* **Task brief**
In the entries below, some lines hold the string "listen"; please say how many, giving the number and nothing else.

------ Data provided

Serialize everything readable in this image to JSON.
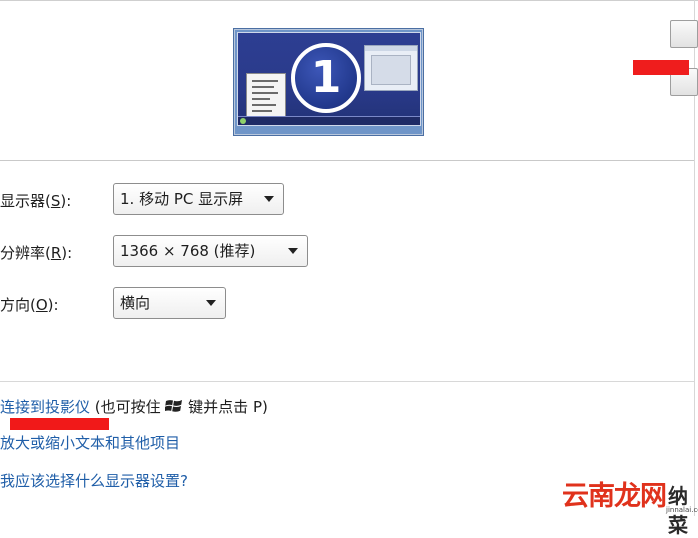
{
  "preview": {
    "monitor_number": "1"
  },
  "form": {
    "display": {
      "label_prefix": "显示器(",
      "label_key": "S",
      "label_suffix": "):",
      "value": "1. 移动 PC 显示屏"
    },
    "resolution": {
      "label_prefix": "分辨率(",
      "label_key": "R",
      "label_suffix": "):",
      "value": "1366 × 768 (推荐)"
    },
    "orientation": {
      "label_prefix": "方向(",
      "label_key": "O",
      "label_suffix": "):",
      "value": "横向"
    }
  },
  "links": {
    "projector": "连接到投影仪",
    "projector_hint_before": " (也可按住 ",
    "projector_hint_after": " 键并点击 P)",
    "text_size": "放大或缩小文本和其他项目",
    "which_settings": "我应该选择什么显示器设置?"
  },
  "watermark": {
    "main": "云南龙网",
    "tail": "纳菜",
    "url": "jinnalai.com"
  },
  "colors": {
    "link": "#1f5ea8",
    "highlight_red": "#ef1d1d",
    "badge_blue": "#233a8f"
  },
  "icons": {
    "windows_key": "windows-logo-icon",
    "dropdown": "chevron-down-icon"
  }
}
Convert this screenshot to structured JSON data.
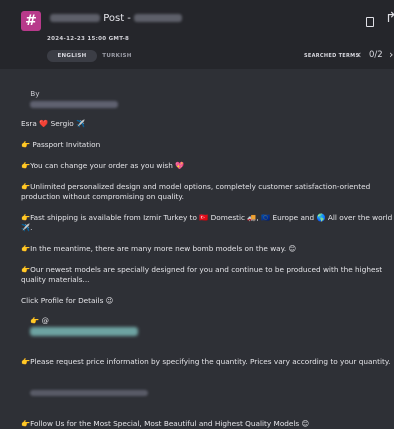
{
  "header": {
    "logo_char": "#",
    "post_label": "Post -",
    "date": "2024-12-23 15:00 GMT-8",
    "tabs": [
      {
        "label": "ENGLISH",
        "active": true
      },
      {
        "label": "TURKISH",
        "active": false
      }
    ],
    "searched_terms_label": "SEARCHED TERMS",
    "prev": "‹",
    "counter": "0/2",
    "next": "›",
    "bookmark_icon": "bookmark-icon",
    "share_icon": "share-icon",
    "accent_color": "#b83a8b"
  },
  "post": {
    "by": "By",
    "lines": [
      "Esra ❤️ Sergio ✈️",
      "👉 Passport Invitation",
      "👉You can change your order as you wish 💖",
      "👉Unlimited personalized design and model options, completely customer satisfaction-oriented production without compromising on quality.",
      "👉Fast shipping is available from Izmir Turkey to 🇹🇷 Domestic 🚚, 🇪🇺 Europe and 🌎 All over the world ✈️.",
      "👉In the meantime, there are many more new bomb models on the way. 😊",
      "👉Our newest models are specially designed for you and continue to be produced with the highest quality materials...",
      "Click Profile for Details 😉",
      "👉 @",
      "👉Please request price information by specifying the quantity. Prices vary according to your quantity.",
      "👉Follow Us for the Most Special, Most Beautiful and Highest Quality Models 😊"
    ]
  }
}
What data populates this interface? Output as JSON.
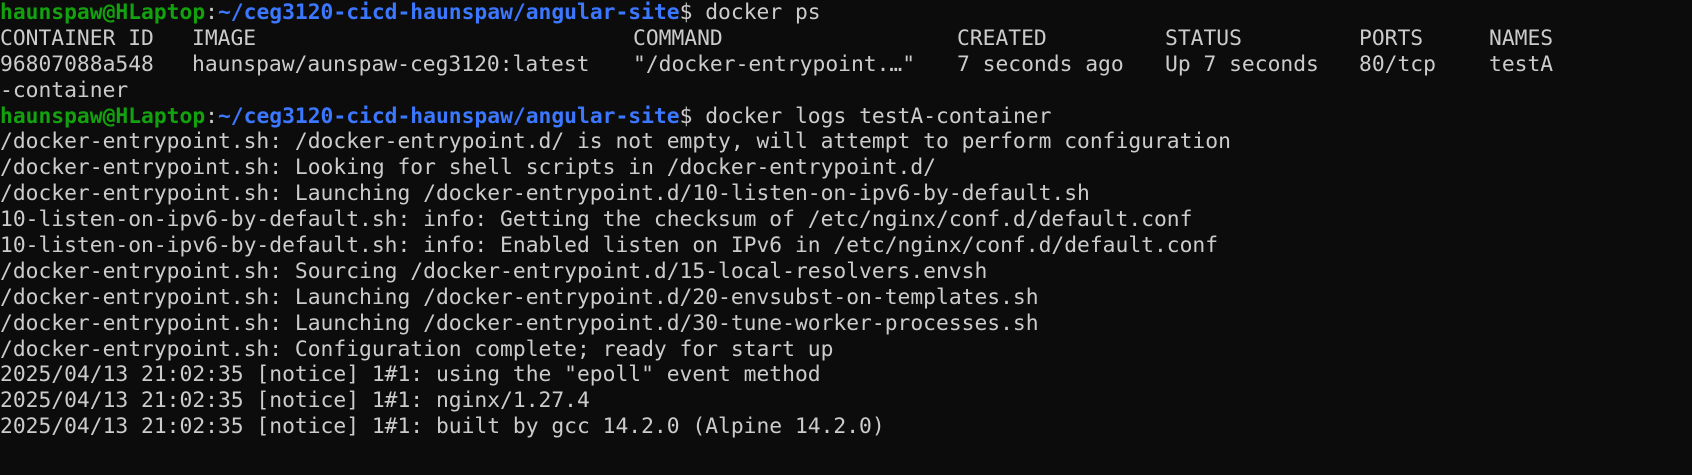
{
  "prompt": {
    "user_host": "haunspaw@HLaptop",
    "separator": ":",
    "path": "~/ceg3120-cicd-haunspaw/angular-site",
    "dollar": "$"
  },
  "commands": {
    "first": "docker ps",
    "second": "docker logs testA-container"
  },
  "ps_table": {
    "headers": [
      "CONTAINER ID",
      "IMAGE",
      "COMMAND",
      "CREATED",
      "STATUS",
      "PORTS",
      "NAMES"
    ],
    "row": [
      "96807088a548",
      "haunspaw/aunspaw-ceg3120:latest",
      "\"/docker-entrypoint.…\"",
      "7 seconds ago",
      "Up 7 seconds",
      "80/tcp",
      "testA"
    ],
    "wrap": "-container"
  },
  "log_lines": [
    "/docker-entrypoint.sh: /docker-entrypoint.d/ is not empty, will attempt to perform configuration",
    "/docker-entrypoint.sh: Looking for shell scripts in /docker-entrypoint.d/",
    "/docker-entrypoint.sh: Launching /docker-entrypoint.d/10-listen-on-ipv6-by-default.sh",
    "10-listen-on-ipv6-by-default.sh: info: Getting the checksum of /etc/nginx/conf.d/default.conf",
    "10-listen-on-ipv6-by-default.sh: info: Enabled listen on IPv6 in /etc/nginx/conf.d/default.conf",
    "/docker-entrypoint.sh: Sourcing /docker-entrypoint.d/15-local-resolvers.envsh",
    "/docker-entrypoint.sh: Launching /docker-entrypoint.d/20-envsubst-on-templates.sh",
    "/docker-entrypoint.sh: Launching /docker-entrypoint.d/30-tune-worker-processes.sh",
    "/docker-entrypoint.sh: Configuration complete; ready for start up",
    "2025/04/13 21:02:35 [notice] 1#1: using the \"epoll\" event method",
    "2025/04/13 21:02:35 [notice] 1#1: nginx/1.27.4",
    "2025/04/13 21:02:35 [notice] 1#1: built by gcc 14.2.0 (Alpine 14.2.0)"
  ],
  "colors": {
    "background": "#0c0c0c",
    "text": "#cccccc",
    "user_host": "#13a10e",
    "path": "#3b78ff"
  }
}
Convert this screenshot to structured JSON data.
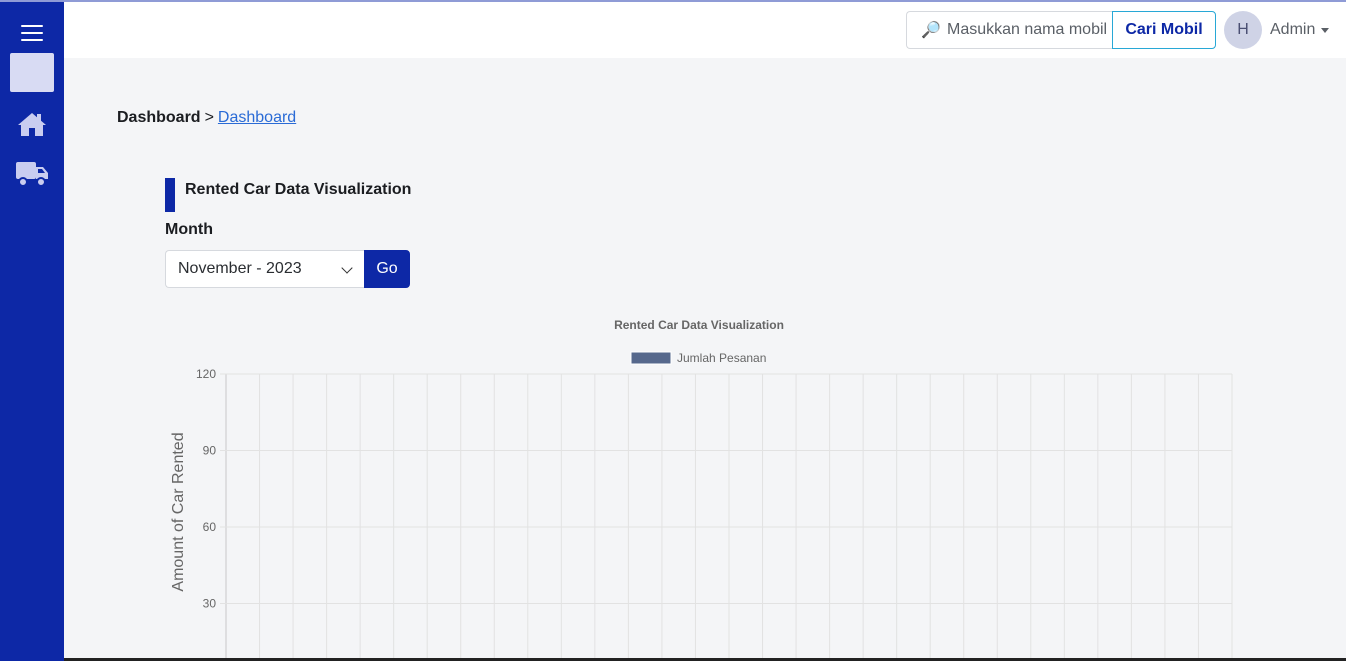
{
  "navbar": {
    "search_placeholder": "Masukkan nama mobil",
    "search_button": "Cari Mobil",
    "avatar_initial": "H",
    "user_name": "Admin"
  },
  "sidebar": {
    "icons": [
      "menu-icon",
      "logo",
      "home-icon",
      "truck-icon"
    ]
  },
  "breadcrumb": {
    "root": "Dashboard",
    "separator": ">",
    "current": "Dashboard"
  },
  "section": {
    "title": "Rented Car Data Visualization",
    "month_label": "Month",
    "month_value": "November - 2023",
    "go_label": "Go"
  },
  "chart_data": {
    "type": "bar",
    "title": "Rented Car Data Visualization",
    "ylabel": "Amount of Car Rented",
    "xlabel": "",
    "ylim": [
      0,
      120
    ],
    "yticks": [
      120,
      90,
      60,
      30
    ],
    "grid": true,
    "legend_position": "top-center",
    "series": [
      {
        "name": "Jumlah Pesanan",
        "color": "#56688c",
        "values": []
      }
    ]
  },
  "colors": {
    "primary": "#0d28a6",
    "accent": "#28a8d6",
    "link": "#2a6bd6"
  }
}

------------

* **Result**
3